(Yicai Global) Aug. 15 -- Suzhou, Beijing and Tianjin are the three most livable cities in the Chinese mainland, according to a global list compiled by the London-based Economist Intelligence Unit.
A total of eight mainland cities made the 2018 list, which was published yesterday by the unit of The Economist newspaper. The EIU’s global livable city index comprises 140 municipalities, with indicators including stability, healthcare, culture, environment, education, and infrastructure.
Suzhou, a city famed for its classical Chinese gardens that lies to the west of Shanghai in Jiangsu province, was placed 74 on the list. It was joined by the Chinese capital Beijing (75), Tianjin (77), Shanghai (81), Shenzhen (82), Dalian (90), Guangzhou (95) and Qingdao (97).
Vienna bounced Melbourne from the top global spot it had occupied for seven years. According to the EIU’s Global Liveability Index 2018, the top 10 habitable cities worldwide are:
1. Vienna, Austria
2. Melbourne, Australia
3. Osaka, Japan
4. Calgary, Canada
5. Sydney, Australia
6. Vancouver, Canada
7. Toronto, Canada and Tokyo, Japan
9. Copenhagen, Denmark
10. Adelaide, Australia
The old Hapsburg city of Vienna was given the burst it needed to breeze past Melbourne thanks to the ebbing risk of terrorist attacks against Western Europe combined with the Austrian capital’s low crime rate.

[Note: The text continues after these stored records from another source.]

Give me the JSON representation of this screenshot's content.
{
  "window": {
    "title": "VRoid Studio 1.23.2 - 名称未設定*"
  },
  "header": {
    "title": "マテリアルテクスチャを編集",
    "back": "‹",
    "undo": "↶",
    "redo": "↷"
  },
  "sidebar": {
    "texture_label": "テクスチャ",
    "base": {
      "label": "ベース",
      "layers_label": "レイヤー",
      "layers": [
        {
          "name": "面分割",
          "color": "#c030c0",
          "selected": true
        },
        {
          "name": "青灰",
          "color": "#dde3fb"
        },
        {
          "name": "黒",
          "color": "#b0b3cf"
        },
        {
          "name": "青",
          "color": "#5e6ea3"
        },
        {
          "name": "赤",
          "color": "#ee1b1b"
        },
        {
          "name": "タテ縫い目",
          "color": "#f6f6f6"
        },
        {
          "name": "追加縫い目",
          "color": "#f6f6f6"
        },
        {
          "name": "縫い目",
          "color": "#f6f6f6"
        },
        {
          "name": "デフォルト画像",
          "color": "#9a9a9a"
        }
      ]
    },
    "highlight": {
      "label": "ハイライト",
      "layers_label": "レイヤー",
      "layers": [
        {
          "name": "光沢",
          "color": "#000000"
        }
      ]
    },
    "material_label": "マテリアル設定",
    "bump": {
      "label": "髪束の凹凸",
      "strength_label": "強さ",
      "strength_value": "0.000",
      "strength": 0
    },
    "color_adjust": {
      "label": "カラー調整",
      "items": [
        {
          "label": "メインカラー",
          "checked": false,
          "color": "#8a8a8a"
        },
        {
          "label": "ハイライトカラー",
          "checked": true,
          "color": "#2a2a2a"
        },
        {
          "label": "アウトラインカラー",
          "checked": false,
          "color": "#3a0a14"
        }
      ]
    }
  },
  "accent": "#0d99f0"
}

It also became the first European city to top the ranking, the EIU said in its report.
European cities generally perform well, the EIU noted. Manchester in the UK ranked in 35th place, while London came in at 48. Among US cities, Honolulu showed the best leg to rank 23rd.
In Asia, the Japanese city of Osaka clinched the highest position by taking third place, followed by Tokyo in a dead heat with Toronto for seventh. The third Asian city is Hong Kong (35), followed by Singapore (37) and Seoul (59).
This also marks the best performance of Osaka and Tokyo in the EIU’s ranking over decades. The crime rate and public transportation there are continuing to improve, the EIU’s analysis shows, with their overall scores both topping 95 percent.
Editor: Ben Armour